This week, quickly growing work-messaging startup Slack released its second diversity report, less than half a year after it published its inaugural report in September of 2015. Looking at some of the company's outstanding growth measures in diversity, it's not difficult to see why Slack was eager to publicize its progress.

According to the data released on Slack's blog late Wednesday, the company has become a leader in Silicon Valley on three benchmarks: Slack is the closest, of any tech company that has disclosed its workplace demographics so far, to full gender parity. It also includes the highest percentage of women in engineering roles, and has the highest representation of Black engineers for any tech company.

Women at Slack

According to its 2016 update, around 43 percent of Slack's workforce, both in the U.S. and worldwide, is made up of women. That's up from 39 percent in September, and much higher than the industry average of about 29 percent, according to Wired.

Meanwhile, engineering roles go to more than a quarter of its female employees in the U.S., though that figure drops more than a couple percentage points for its worldwide staff. Still, the numbers have risen, up about 18 percentage points from its first diversity report.

But not every measure of female inclusion showed progress over the last five months for Slack. According to the latest figures, 43 percent of managers at Slack are women, which is down from the 45 percent the company disclosed less than six months ago.

Still Few Minorities

Like the rest of Silicon Valley, Slack has very few underrepresented minorities working at the company, and the latest report shows only few signs of progress.

Latinos, for example, make up only 5.3 percent of Slack's overall workforce in the U.S., and 4.1 percent globally.

Industry averages tend to be just as bleak, but it's impossible to tell if Slack made progress or not with hiring Latinos, because the company's first report lumped Latinos in the "multiracial or other" category. Slack itself admitted its difficulty in accurately measuring Latinos in its blog post, saying, "The Hispanic/Latino(a) population was either negligible or obscured by having a broad multiracial category in our first survey."

Engineering and technical roles in the U.S. included a slightly better than average proportion of Latino employees, though, with 5.6 percent and 6.1 percent Latinos in each category, respectively.

The biggest positive for Slack when it comes to underrepresented minorities was the number of Black or African American engineers working stateside at the company, along with those generally in technical roles including engineering.

According to Slack's most recent count, 8.9 percent of its U.S. engineers were Black, up from 7 percent five months ago, while 6.9 percent of technical roles were filled by African Americans.

Slack's Admirable Advantage

One of the reasons why Slack has been able to push some of its diversity percentages much higher, much faster than other Silicon Valley companies is because it's a young, fast-growing startup. And it built diversity as a priority into its growth model early on.
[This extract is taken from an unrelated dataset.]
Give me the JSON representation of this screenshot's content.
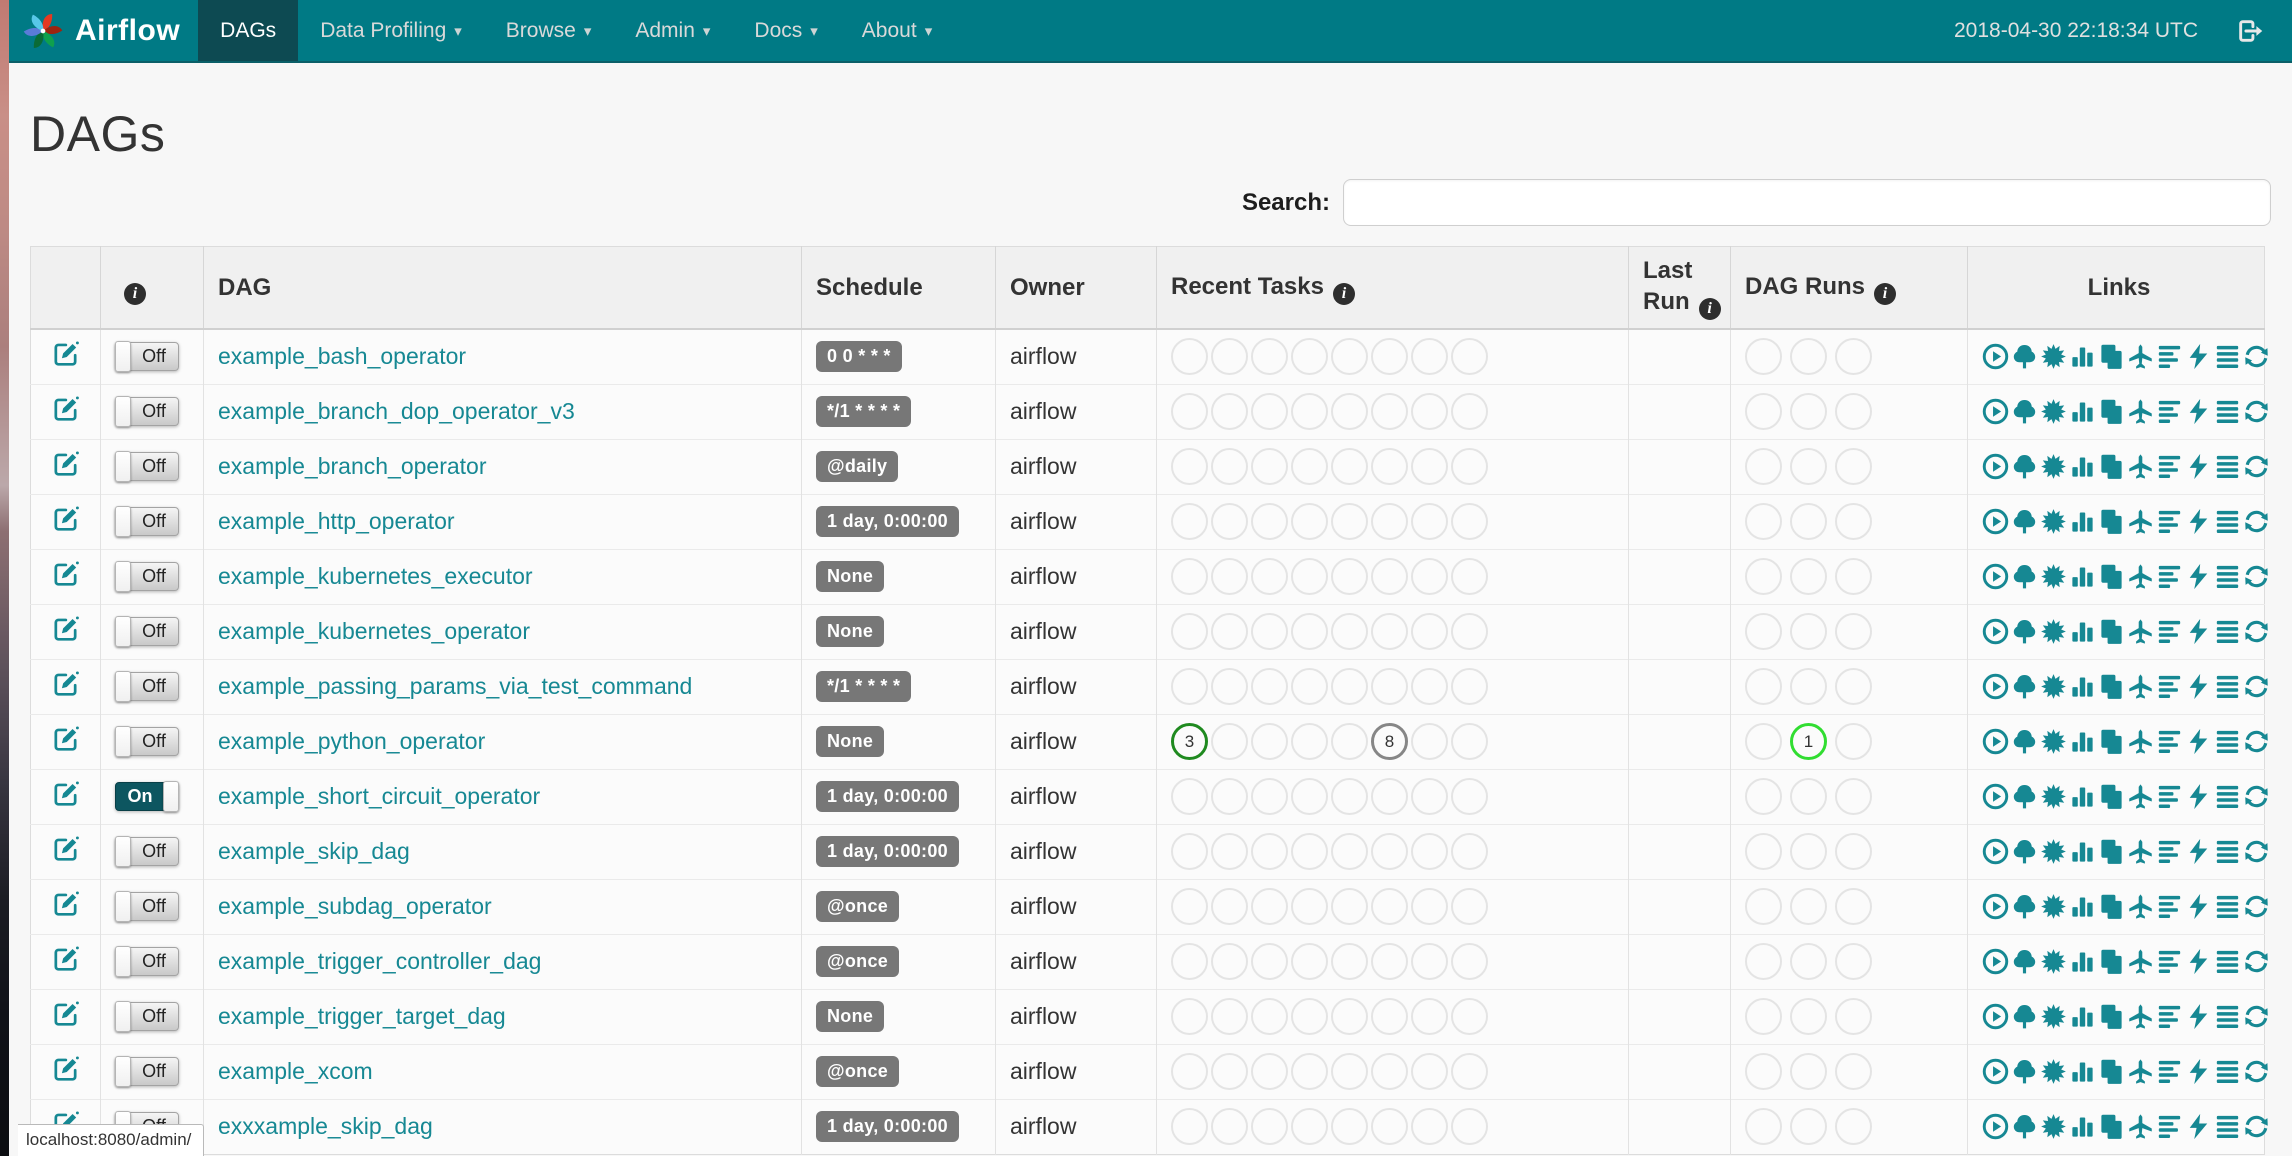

"Because we are still small as companies go, every person we hire and every person who leaves can make a dramatic difference to our diversity data," stated Slack on its blog. In September, Slack stated its employee base totaled 250 people. According to the latest report, Slack now has 350 employees, including those now working globally in Canada, Ireland, and Australia.
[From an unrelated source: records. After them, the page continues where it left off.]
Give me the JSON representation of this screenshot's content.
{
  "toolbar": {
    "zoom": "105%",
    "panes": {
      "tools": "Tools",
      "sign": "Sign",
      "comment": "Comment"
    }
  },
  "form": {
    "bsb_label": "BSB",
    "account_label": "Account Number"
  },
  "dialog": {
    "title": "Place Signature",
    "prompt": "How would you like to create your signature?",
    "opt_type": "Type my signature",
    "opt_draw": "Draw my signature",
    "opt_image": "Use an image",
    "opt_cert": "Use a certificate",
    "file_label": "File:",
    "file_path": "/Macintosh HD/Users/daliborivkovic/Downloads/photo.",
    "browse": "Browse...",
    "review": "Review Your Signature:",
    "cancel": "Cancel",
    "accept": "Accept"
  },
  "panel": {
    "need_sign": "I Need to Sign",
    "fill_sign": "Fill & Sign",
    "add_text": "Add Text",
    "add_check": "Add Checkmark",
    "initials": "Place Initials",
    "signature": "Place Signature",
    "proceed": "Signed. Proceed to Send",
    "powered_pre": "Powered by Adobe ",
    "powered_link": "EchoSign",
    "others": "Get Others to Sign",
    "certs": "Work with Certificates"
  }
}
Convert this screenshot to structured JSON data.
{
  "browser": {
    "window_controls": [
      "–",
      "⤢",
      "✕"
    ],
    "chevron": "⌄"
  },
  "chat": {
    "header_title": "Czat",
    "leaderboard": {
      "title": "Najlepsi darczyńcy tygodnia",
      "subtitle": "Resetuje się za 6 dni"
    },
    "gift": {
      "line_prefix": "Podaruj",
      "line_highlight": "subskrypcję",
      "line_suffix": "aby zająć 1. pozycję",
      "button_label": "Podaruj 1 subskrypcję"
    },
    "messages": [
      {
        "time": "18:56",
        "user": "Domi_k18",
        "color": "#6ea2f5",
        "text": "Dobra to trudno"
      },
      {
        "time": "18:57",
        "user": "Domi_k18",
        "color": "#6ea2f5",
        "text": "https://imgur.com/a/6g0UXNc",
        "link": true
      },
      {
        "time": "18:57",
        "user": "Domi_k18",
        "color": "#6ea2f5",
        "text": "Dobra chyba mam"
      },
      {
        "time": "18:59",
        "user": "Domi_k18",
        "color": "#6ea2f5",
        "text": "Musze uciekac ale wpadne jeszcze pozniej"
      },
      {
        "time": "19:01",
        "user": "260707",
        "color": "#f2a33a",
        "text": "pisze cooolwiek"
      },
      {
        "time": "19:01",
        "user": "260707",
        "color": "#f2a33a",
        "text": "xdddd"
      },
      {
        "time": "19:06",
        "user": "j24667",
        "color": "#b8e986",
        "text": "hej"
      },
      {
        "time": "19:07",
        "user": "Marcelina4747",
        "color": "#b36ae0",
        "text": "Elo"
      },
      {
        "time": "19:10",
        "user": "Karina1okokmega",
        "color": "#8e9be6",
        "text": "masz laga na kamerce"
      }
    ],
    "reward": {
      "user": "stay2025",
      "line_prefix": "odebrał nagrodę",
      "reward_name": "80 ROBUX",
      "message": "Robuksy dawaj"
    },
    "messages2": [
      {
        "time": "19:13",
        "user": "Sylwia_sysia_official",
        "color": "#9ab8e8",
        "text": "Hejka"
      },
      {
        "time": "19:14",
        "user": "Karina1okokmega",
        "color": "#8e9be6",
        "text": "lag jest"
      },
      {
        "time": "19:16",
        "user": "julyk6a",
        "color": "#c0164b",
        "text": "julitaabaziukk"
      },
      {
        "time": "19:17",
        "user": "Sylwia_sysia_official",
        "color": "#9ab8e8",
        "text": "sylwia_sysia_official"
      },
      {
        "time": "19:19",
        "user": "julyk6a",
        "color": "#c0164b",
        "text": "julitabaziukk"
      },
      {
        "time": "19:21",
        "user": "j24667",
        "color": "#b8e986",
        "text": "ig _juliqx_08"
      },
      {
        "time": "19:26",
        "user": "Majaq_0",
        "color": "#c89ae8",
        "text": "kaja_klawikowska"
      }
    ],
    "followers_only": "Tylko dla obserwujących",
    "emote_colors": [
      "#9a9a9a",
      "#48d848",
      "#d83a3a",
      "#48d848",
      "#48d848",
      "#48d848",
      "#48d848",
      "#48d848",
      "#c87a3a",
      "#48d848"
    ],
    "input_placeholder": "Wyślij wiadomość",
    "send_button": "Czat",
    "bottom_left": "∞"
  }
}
Slack launched initiatives in September like unconscious bias training for employees company-wide, an internship program partnered with STEM education bootcamps that reach out to disadvantaged minorities, and a hiring review process that examines decisions to make sure they don't advantage one group over another.
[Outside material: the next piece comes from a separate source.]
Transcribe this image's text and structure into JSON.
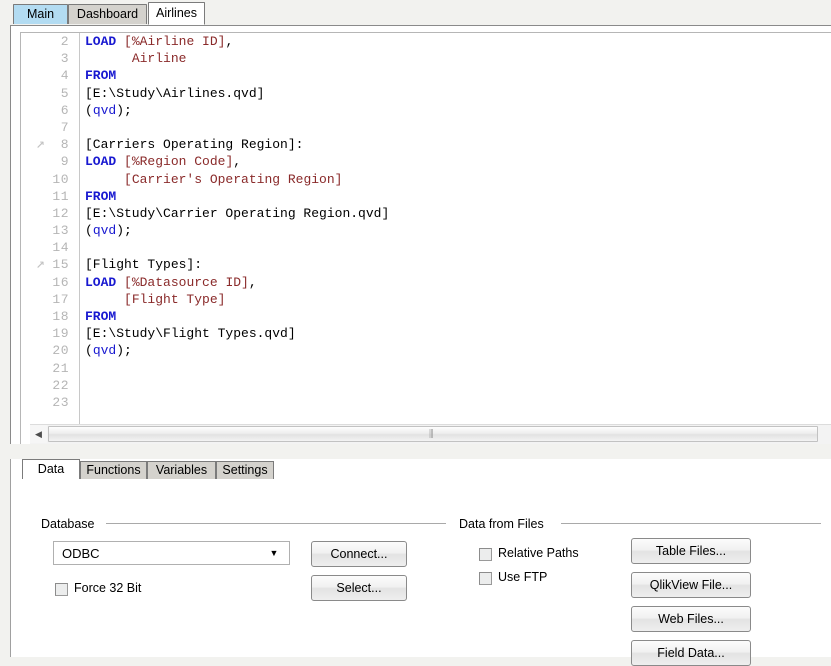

But the company says it wants to do more, and is introducing the Rooney Rule -- a recruitment tool devised by the NFL to increase hiring of minorities for coaching and upper staff positions that Facebook has also adopted -- into its senior-level outreach process.

"We will continue to regularly report on our status so that we can be held accountable," said Slack, "and we will continue to look for ways in which we can improve."